A majority of pregnant women prefer keeping their pregnancy under wraps until they’ve reached the 12-week mark (the risk of miscarriage is greatly reduced then). It’s best to consider the pros and cons of informing your boss and colleagues since pregnancy-related difficulties vary from woman to woman. If morning sickness leaves you feeling incapable of completing your job and you need to take more sick leaves than expected, get support from your workplace. Your boss should be able to understand your situation and so would your co-workers, who’d be willing to help wherever needed. If you’re not getting the support you need from your company at this point, you may need to start thinking how “family-friendly” your workplace would be once you take maternity leave and also upon returning as a working mother.
Show That You Care Too
On days when your sickness prevents you from commuting to work but doesn’t stop you from typing reports in bed, offer just that.

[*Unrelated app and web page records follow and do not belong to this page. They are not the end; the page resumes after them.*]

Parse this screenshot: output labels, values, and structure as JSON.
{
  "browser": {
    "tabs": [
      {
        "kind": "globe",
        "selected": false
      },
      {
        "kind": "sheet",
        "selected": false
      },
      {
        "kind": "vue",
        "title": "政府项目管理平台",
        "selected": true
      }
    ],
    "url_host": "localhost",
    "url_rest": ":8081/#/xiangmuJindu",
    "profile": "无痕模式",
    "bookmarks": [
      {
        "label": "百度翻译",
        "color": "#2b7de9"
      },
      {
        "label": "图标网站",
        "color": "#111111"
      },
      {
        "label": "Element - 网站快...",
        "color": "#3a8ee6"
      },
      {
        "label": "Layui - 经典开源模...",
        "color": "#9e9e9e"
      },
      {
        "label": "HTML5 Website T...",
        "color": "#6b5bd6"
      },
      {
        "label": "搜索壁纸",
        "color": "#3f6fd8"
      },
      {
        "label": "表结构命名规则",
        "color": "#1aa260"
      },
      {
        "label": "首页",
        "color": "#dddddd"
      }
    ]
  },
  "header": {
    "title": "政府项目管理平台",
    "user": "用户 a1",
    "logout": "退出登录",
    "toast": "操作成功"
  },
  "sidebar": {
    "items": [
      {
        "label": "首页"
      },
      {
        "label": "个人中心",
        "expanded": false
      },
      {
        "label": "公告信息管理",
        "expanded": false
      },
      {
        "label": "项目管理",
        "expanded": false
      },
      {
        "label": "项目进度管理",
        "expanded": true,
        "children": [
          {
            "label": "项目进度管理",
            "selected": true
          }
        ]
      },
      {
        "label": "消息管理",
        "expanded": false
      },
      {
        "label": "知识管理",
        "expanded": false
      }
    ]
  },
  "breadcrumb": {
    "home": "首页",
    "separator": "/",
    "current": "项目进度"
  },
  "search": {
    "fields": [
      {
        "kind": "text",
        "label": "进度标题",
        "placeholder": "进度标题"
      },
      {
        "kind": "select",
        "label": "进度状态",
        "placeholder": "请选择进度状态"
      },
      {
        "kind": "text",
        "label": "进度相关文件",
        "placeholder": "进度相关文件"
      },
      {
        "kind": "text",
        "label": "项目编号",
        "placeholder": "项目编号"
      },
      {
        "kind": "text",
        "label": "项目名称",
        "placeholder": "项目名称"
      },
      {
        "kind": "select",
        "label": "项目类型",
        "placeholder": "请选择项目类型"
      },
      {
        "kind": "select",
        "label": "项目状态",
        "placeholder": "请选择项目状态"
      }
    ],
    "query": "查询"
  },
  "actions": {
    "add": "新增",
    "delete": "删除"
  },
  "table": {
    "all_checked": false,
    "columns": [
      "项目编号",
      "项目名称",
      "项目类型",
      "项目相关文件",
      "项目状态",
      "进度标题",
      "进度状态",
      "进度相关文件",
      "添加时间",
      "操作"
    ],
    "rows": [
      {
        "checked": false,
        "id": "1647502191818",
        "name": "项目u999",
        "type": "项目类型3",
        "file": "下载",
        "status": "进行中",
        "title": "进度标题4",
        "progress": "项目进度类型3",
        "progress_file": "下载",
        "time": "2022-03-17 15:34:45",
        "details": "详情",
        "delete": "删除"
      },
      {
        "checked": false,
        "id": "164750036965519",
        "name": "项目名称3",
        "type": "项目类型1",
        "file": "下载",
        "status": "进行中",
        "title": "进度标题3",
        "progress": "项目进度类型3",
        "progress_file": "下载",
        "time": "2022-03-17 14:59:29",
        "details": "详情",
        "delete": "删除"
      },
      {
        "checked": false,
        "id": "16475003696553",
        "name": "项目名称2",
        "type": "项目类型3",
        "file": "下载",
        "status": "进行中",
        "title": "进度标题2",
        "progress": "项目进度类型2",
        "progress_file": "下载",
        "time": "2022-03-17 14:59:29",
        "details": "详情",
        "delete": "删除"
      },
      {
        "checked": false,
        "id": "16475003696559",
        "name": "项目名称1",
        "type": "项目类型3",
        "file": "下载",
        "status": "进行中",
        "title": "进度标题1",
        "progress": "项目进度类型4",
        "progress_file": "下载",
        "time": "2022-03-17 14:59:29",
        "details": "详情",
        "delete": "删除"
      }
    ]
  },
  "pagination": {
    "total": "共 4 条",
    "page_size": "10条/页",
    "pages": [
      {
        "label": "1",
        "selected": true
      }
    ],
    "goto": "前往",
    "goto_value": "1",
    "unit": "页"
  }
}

Let your boss know that you do care about your job despite some physical constraints. Show that you can get some work done even though you can’t be at your desk. On better days, get as much tasks done because with pregnancy, you never know how you’ll feel the next day, or the next minute.
Write down your tasks and prepare helpful instructions that your subordinates or interns can use on days they’re needed to cover your duties. This preparation not only helps for the period of morning sickness, but will also be valuable for when you go on maternity leave later.
While these steps may make your pregnancy journey much more bearable, there may still be some bad days. Your work may require you to deal with difficult people who may not know nor care what you’re going through. Your hormones may take a toll on how you handle stress. Again, take it easy. Take comfort in knowing that the morning sickness will subside, that you’re baking something special inside you and that a miracle awaits.
Azalia Suhaimi is juggling a full-time corporate job, some poetry-writing stint and a much-treasured pregnancy to her first child. She hopes to tell beautiful poetic stories to her children someday.
Image Credit: NineMSN Australia